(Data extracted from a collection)
[Start of Attachment]

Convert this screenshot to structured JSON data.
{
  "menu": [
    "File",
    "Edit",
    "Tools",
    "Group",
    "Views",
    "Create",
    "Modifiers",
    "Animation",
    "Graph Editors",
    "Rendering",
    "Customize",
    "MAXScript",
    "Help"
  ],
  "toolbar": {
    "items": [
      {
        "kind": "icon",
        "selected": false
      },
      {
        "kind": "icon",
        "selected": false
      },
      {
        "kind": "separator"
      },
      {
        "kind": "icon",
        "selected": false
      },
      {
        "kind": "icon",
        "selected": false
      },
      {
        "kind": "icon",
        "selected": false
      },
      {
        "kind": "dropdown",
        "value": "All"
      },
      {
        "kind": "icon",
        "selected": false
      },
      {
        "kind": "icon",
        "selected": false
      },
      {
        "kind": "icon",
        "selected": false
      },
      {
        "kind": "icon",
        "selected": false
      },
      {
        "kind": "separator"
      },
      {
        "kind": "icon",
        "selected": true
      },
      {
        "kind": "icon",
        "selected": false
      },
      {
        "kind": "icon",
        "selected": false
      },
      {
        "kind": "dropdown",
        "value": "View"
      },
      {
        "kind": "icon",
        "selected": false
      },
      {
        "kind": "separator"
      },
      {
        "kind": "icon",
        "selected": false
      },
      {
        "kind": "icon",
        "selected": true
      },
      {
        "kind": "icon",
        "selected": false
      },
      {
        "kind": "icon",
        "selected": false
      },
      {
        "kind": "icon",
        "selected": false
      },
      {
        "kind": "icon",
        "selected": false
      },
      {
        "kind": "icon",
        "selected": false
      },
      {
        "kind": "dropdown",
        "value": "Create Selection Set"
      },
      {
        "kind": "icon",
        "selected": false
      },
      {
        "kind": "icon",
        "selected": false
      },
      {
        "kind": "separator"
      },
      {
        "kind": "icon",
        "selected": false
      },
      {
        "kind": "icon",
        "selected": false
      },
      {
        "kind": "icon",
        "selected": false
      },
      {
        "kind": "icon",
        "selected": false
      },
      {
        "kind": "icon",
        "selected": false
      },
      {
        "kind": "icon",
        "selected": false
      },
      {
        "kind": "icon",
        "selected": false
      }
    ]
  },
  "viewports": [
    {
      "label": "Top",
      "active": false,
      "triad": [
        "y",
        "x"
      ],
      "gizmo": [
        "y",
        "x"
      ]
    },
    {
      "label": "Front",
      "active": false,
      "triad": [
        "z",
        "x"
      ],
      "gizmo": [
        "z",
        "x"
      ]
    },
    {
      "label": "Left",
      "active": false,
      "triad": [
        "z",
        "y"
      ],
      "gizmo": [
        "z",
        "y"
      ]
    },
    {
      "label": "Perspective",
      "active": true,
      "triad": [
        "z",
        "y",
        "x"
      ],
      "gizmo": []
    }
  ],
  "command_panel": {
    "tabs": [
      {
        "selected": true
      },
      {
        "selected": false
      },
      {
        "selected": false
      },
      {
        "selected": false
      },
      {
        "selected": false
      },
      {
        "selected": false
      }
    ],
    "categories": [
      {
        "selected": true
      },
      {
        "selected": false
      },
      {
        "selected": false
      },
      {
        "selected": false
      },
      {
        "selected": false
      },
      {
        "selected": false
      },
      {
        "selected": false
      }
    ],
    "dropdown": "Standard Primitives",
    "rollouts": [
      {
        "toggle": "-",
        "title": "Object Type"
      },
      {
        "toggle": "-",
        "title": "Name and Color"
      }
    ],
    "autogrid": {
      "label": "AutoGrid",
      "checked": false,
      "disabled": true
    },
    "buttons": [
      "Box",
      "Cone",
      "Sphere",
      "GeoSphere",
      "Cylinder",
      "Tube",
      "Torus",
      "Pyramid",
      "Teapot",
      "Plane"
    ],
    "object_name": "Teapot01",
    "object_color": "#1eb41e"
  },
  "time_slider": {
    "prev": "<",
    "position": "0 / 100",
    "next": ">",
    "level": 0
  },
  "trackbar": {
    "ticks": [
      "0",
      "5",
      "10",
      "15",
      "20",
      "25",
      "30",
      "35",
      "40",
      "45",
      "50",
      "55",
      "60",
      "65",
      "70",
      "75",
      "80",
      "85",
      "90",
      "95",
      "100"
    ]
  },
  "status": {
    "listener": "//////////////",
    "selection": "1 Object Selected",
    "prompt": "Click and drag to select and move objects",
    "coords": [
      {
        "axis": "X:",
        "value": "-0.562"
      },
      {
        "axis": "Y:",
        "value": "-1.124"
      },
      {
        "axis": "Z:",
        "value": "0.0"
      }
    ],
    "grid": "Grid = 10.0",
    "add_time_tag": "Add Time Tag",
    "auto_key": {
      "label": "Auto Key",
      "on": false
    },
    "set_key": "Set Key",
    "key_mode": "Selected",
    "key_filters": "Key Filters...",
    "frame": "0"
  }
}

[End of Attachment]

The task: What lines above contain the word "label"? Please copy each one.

Solution:
      "label": "Top",
      "label": "Front",
      "label": "Left",
      "label": "Perspective",
      "label": "AutoGrid",
      "label": "Auto Key",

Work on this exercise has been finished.